A recent study conducted by European researchers has revealed that non-melanoma skin cancer (NMSC) is responsible for more deaths globally than melanoma, contradicting previous beliefs. The findings, based on data collected from the World Health Organisation’s International Agency for Research on Cancer, highlight the high incidence of skin cancer in fair-skinned and elderly populations in several countries, including the US, UK, Germany, France, Australia, and Italy.
In the year 2020, NMSC accounted for a staggering 78% of all skin cancer cases, leading to over 63,700 deaths. This number surpasses the estimated 57,000 fatalities caused by melanoma during the same period. The study also reveals that skin cancer is the most prevalent type of cancer in both the US and the UK, with approximately one in five individuals expected to develop it in their lifetime.
NMSC refers to a group of common skin cancers that gradually form in the upper layers of the skin, while melanoma is a more aggressive form that can spread to other parts of the body. Both types of skin cancer are primarily linked to exposure to ultraviolet rays from the sun or tanning beds.
One notable aspect of the study is the belief among the researchers that NMSC may be underreported, suggesting that its true impact could be even higher than current estimates. Professor Thierry Passeron, the lead author of the study and a prominent dermatologist at Nice University Hospital in France, emphasizes the urgency of raising awareness about the potential fatality of NMSC, not just melanoma.
According to the UK’s National Health Service (NHS), symptoms of NMSC typically include the appearance of a persistent lump or discolored patch on the skin that slowly progresses over months or even years. Cancerous lumps are often red and firm, while cancerous patches are usually flat and scaly.
With skin cancer cases steadily rising, it is crucial for individuals to prioritize sun safety measures such as wearing protective clothing, regularly applying sunscreen, and avoiding excessive exposure to UV radiation. Public health campaigns should focus on educating the general population about the seriousness of NMSC and the importance of early detection and treatment.
This eye-opening study serves as a wake-up call for the medical community, policymakers, and the public at large to recognize the significant threat posed by non-melanoma skin cancer. By increasing awareness and implementing preventive measures, we can hope to reduce the burden of this often underestimated disease and save countless lives.

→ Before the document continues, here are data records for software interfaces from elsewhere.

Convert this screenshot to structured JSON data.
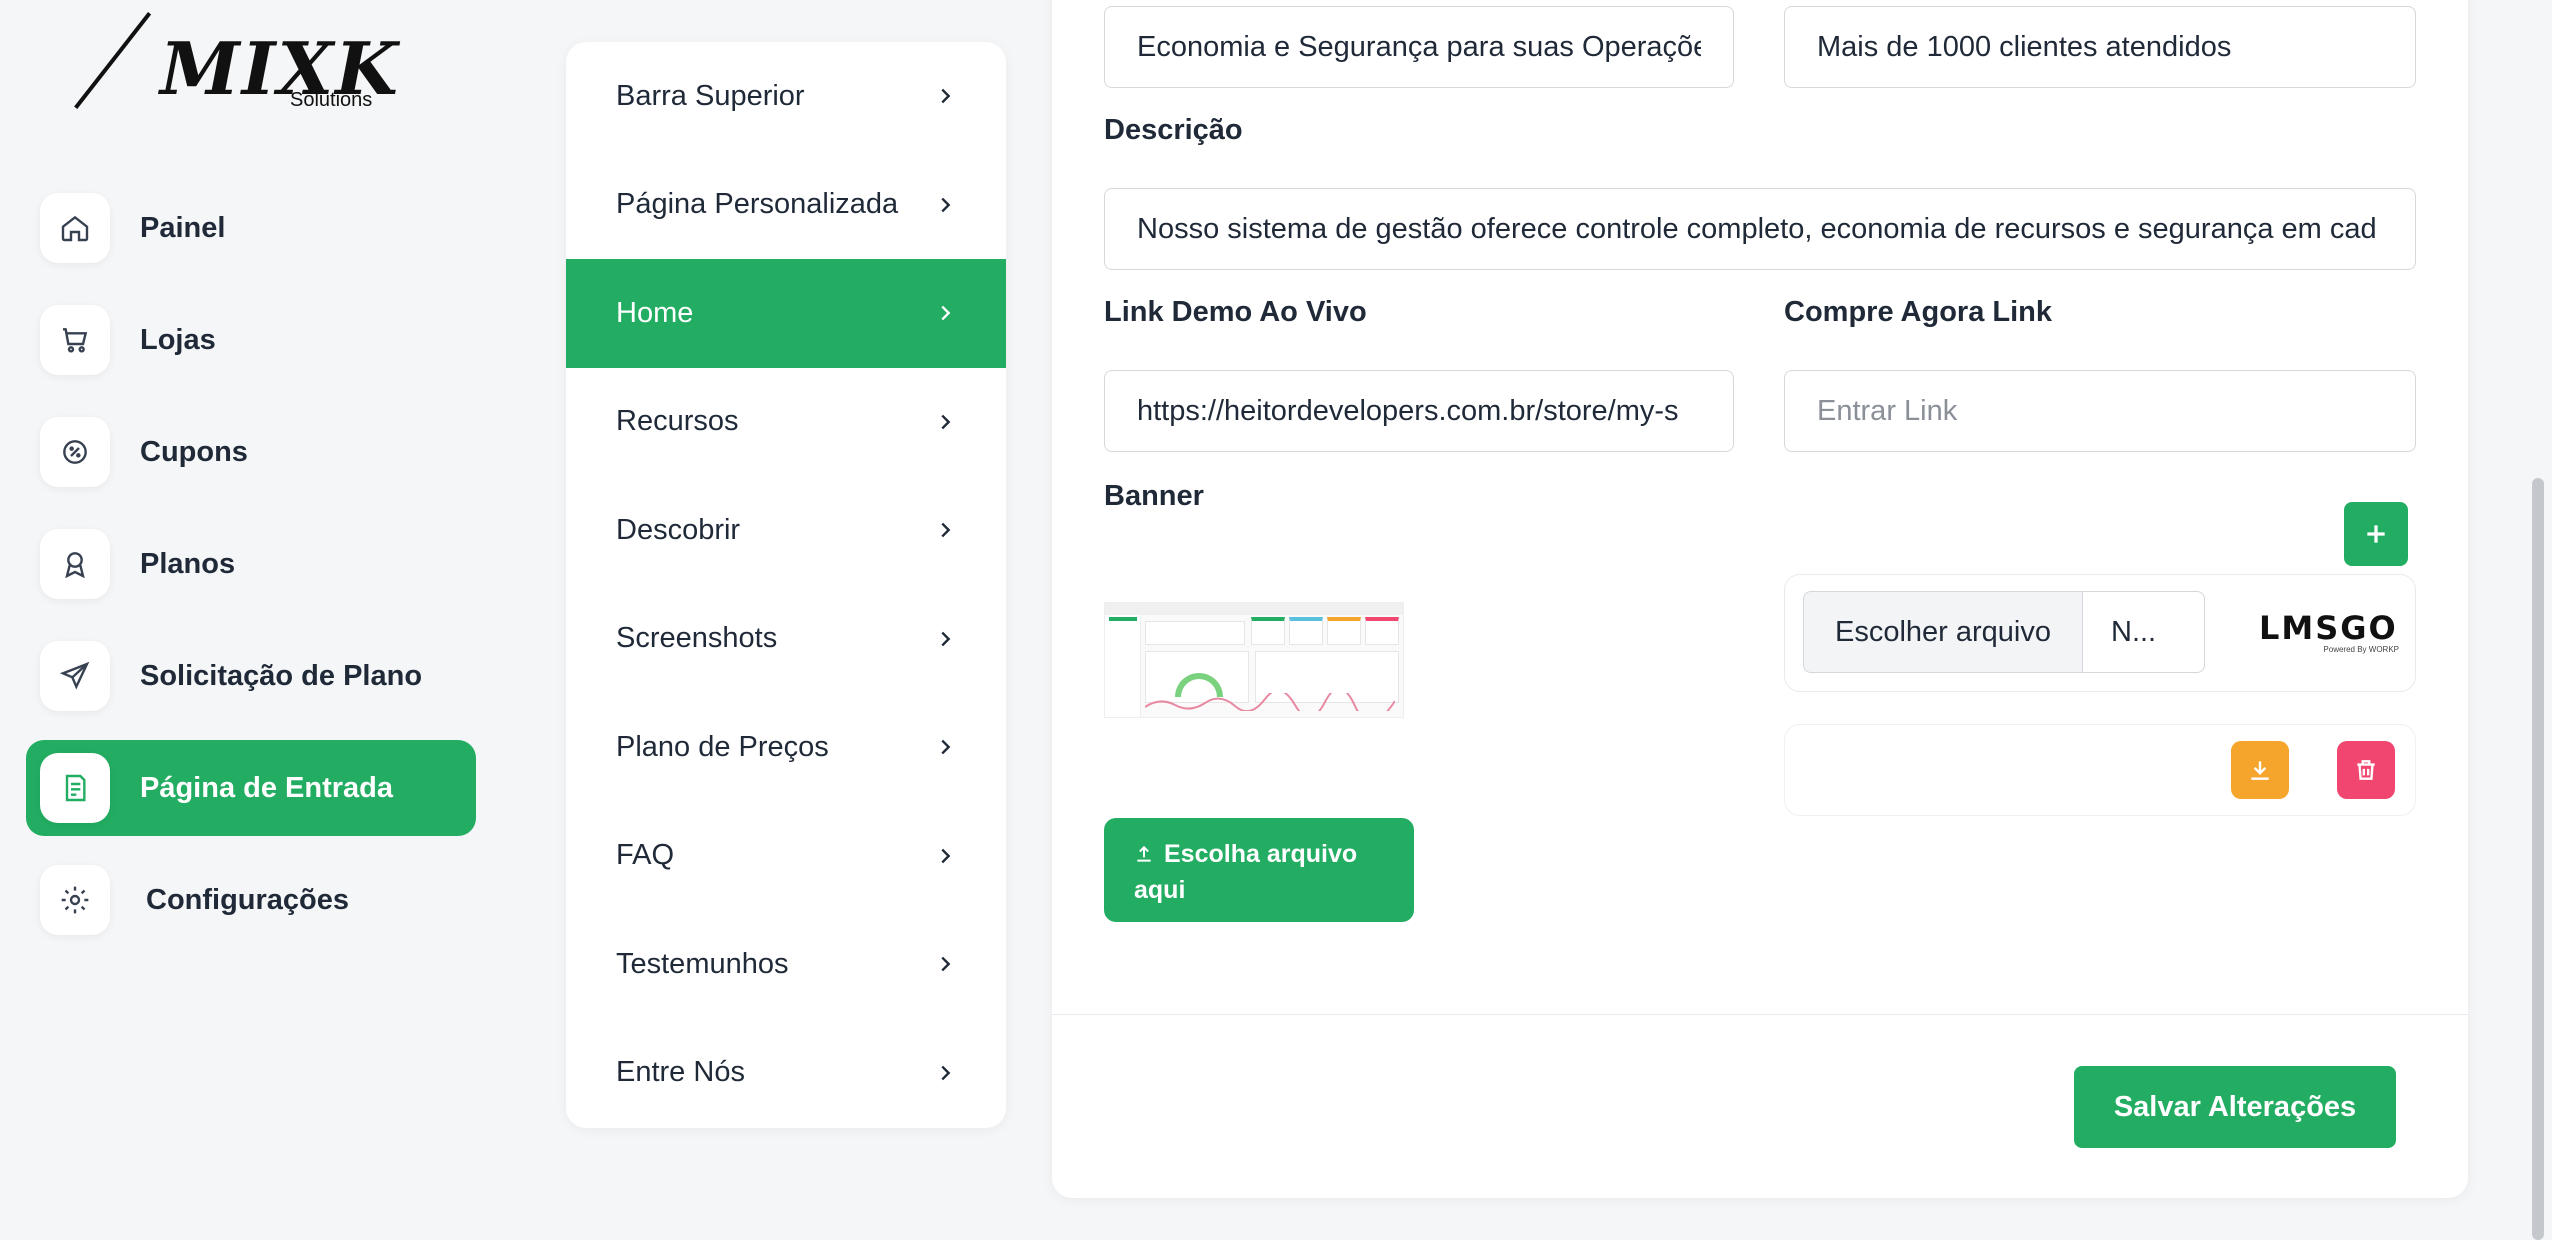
{
  "logo": {
    "brand_text": "MIXK",
    "brand_sub": "Solutions"
  },
  "sidebar": {
    "items": [
      {
        "label": "Painel",
        "icon": "home-icon"
      },
      {
        "label": "Lojas",
        "icon": "cart-icon"
      },
      {
        "label": "Cupons",
        "icon": "coupon-icon"
      },
      {
        "label": "Planos",
        "icon": "award-icon"
      },
      {
        "label": "Solicitação de Plano",
        "icon": "send-icon"
      },
      {
        "label": "Página de Entrada",
        "icon": "document-icon",
        "active": true
      },
      {
        "label": "Configurações",
        "icon": "gear-icon"
      }
    ]
  },
  "submenu": {
    "items": [
      {
        "label": "Barra Superior"
      },
      {
        "label": "Página Personalizada"
      },
      {
        "label": "Home",
        "active": true
      },
      {
        "label": "Recursos"
      },
      {
        "label": "Descobrir"
      },
      {
        "label": "Screenshots"
      },
      {
        "label": "Plano de Preços"
      },
      {
        "label": "FAQ"
      },
      {
        "label": "Testemunhos"
      },
      {
        "label": "Entre Nós"
      }
    ]
  },
  "form": {
    "heading_value": "Economia e Segurança para suas Operaçõe",
    "subtitle_value": "Mais de 1000 clientes atendidos",
    "description_label": "Descrição",
    "description_value": "Nosso sistema de gestão oferece controle completo, economia de recursos e segurança em cad",
    "live_demo_label": "Link Demo Ao Vivo",
    "live_demo_value": "https://heitordevelopers.com.br/store/my-s",
    "buy_now_label": "Compre Agora Link",
    "buy_now_placeholder": "Entrar Link",
    "banner_label": "Banner",
    "upload_button": "Escolha arquivo aqui",
    "file_choose_label": "Escolher arquivo",
    "file_name": "N...",
    "file_logo_text": "LMSGO",
    "file_logo_sub": "Powered By WORKP",
    "save_button": "Salvar Alterações"
  },
  "colors": {
    "accent": "#22ad62",
    "download": "#f5a52b",
    "delete": "#f0466f",
    "logo_accent": "#f0843a"
  }
}
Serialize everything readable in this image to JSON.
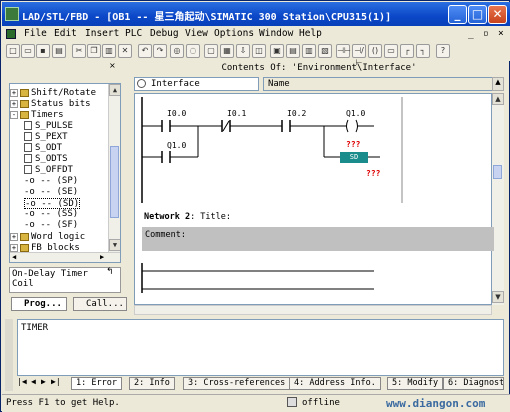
{
  "window": {
    "title": "LAD/STL/FBD  - [OB1 -- 星三角起动\\SIMATIC 300 Station\\CPU315(1)]"
  },
  "menu": [
    "File",
    "Edit",
    "Insert",
    "PLC",
    "Debug",
    "View",
    "Options",
    "Window",
    "Help"
  ],
  "window_buttons": {
    "minimize": "_",
    "maximize": "□",
    "close": "✕"
  },
  "mdi_buttons": [
    "_",
    "▫",
    "×"
  ],
  "interface": {
    "header": "Contents Of: 'Environment\\Interface'",
    "combo_value": "Interface",
    "name_col": "Name"
  },
  "tree": [
    {
      "label": "Shift/Rotate",
      "expander": "+",
      "kind": "folder"
    },
    {
      "label": "Status bits",
      "expander": "+",
      "kind": "folder"
    },
    {
      "label": "Timers",
      "expander": "-",
      "kind": "folder"
    },
    {
      "label": "S_PULSE",
      "kind": "block"
    },
    {
      "label": "S_PEXT",
      "kind": "block"
    },
    {
      "label": "S_ODT",
      "kind": "block"
    },
    {
      "label": "S_ODTS",
      "kind": "block"
    },
    {
      "label": "S_OFFDT",
      "kind": "block"
    },
    {
      "label": "-o -- (SP)",
      "kind": "coil"
    },
    {
      "label": "-o -- (SE)",
      "kind": "coil"
    },
    {
      "label": "-o -- (SD)",
      "kind": "coil",
      "selected": true
    },
    {
      "label": "-o -- (SS)",
      "kind": "coil"
    },
    {
      "label": "-o -- (SF)",
      "kind": "coil"
    },
    {
      "label": "Word logic",
      "expander": "+",
      "kind": "folder"
    },
    {
      "label": "FB blocks",
      "expander": "+",
      "kind": "folder"
    }
  ],
  "detail": {
    "line1": "On-Delay Timer",
    "line2": "Coil"
  },
  "left_tabs": [
    "Prog...",
    "Call..."
  ],
  "ladder": {
    "contacts": [
      "I0.0",
      "I0.1",
      "I0.2",
      "Q1.0"
    ],
    "coil": "Q1.0",
    "sd_label": "SD",
    "unknown1": "???",
    "unknown2": "???"
  },
  "network2": {
    "label": "Network 2",
    "title_label": ": Title:",
    "comment_label": "Comment:"
  },
  "output": {
    "text": "TIMER"
  },
  "output_tabs": [
    "1: Error",
    "2: Info",
    "3: Cross-references",
    "4: Address Info.",
    "5: Modify",
    "6: Diagnost"
  ],
  "status": {
    "help": "Press F1 to get Help.",
    "mode": "offline",
    "watermark": "www.diangon.com"
  }
}
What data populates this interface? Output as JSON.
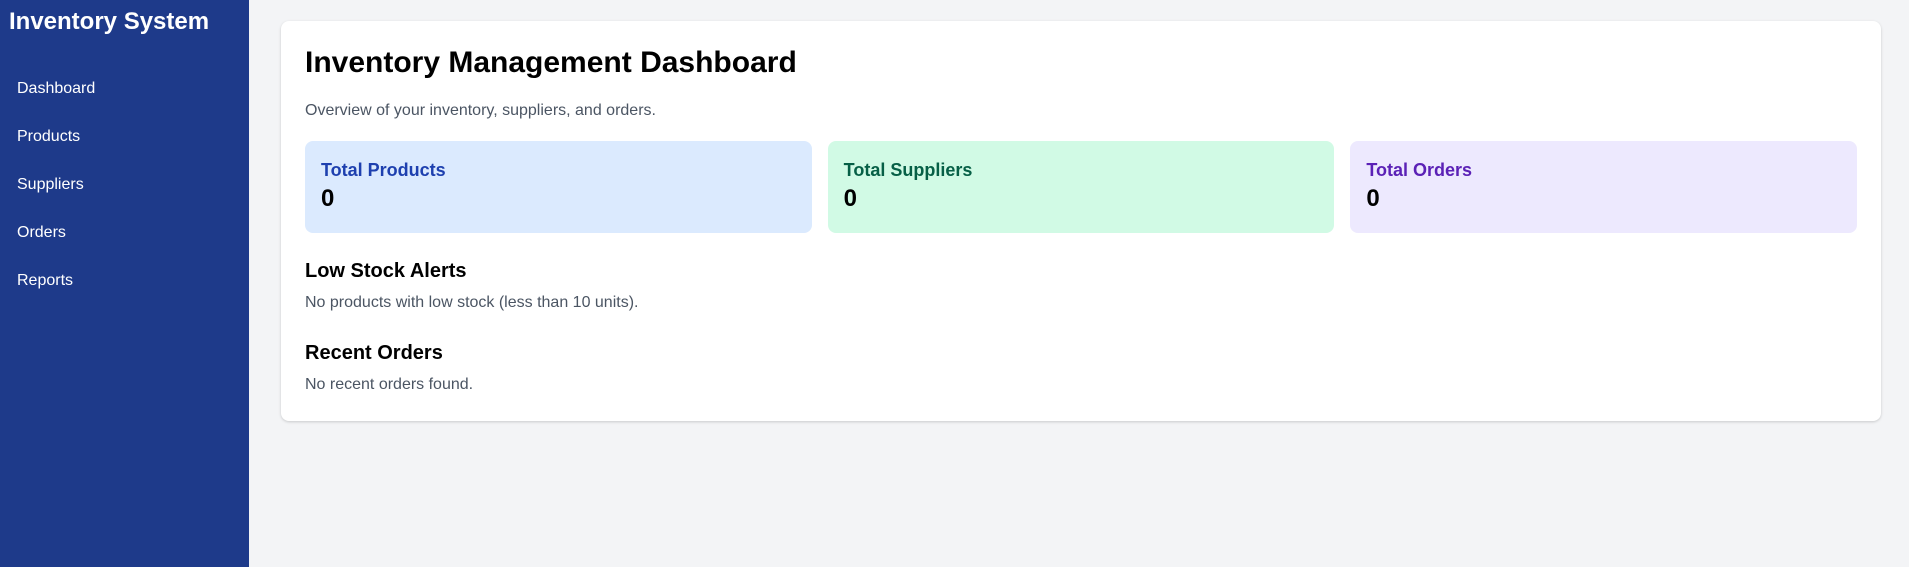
{
  "sidebar": {
    "brand": "Inventory System",
    "items": [
      {
        "label": "Dashboard"
      },
      {
        "label": "Products"
      },
      {
        "label": "Suppliers"
      },
      {
        "label": "Orders"
      },
      {
        "label": "Reports"
      }
    ]
  },
  "main": {
    "title": "Inventory Management Dashboard",
    "subtitle": "Overview of your inventory, suppliers, and orders.",
    "stats": [
      {
        "label": "Total Products",
        "value": "0",
        "color": "#1e40af",
        "background": "#dbeafe"
      },
      {
        "label": "Total Suppliers",
        "value": "0",
        "color": "#065f46",
        "background": "#d1fae5"
      },
      {
        "label": "Total Orders",
        "value": "0",
        "color": "#5b21b6",
        "background": "#ede9fe"
      }
    ],
    "low_stock": {
      "title": "Low Stock Alerts",
      "message": "No products with low stock (less than 10 units)."
    },
    "recent_orders": {
      "title": "Recent Orders",
      "message": "No recent orders found."
    }
  },
  "colors": {
    "sidebar_bg": "#1e3a8a",
    "page_bg": "#f3f4f6",
    "card_bg": "#ffffff",
    "muted_text": "#4b5563"
  }
}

“Infuriatingly humble tv expert. Friendly student. Travel fanatic. Bacon fan. Unable to type with boxing gloves on.”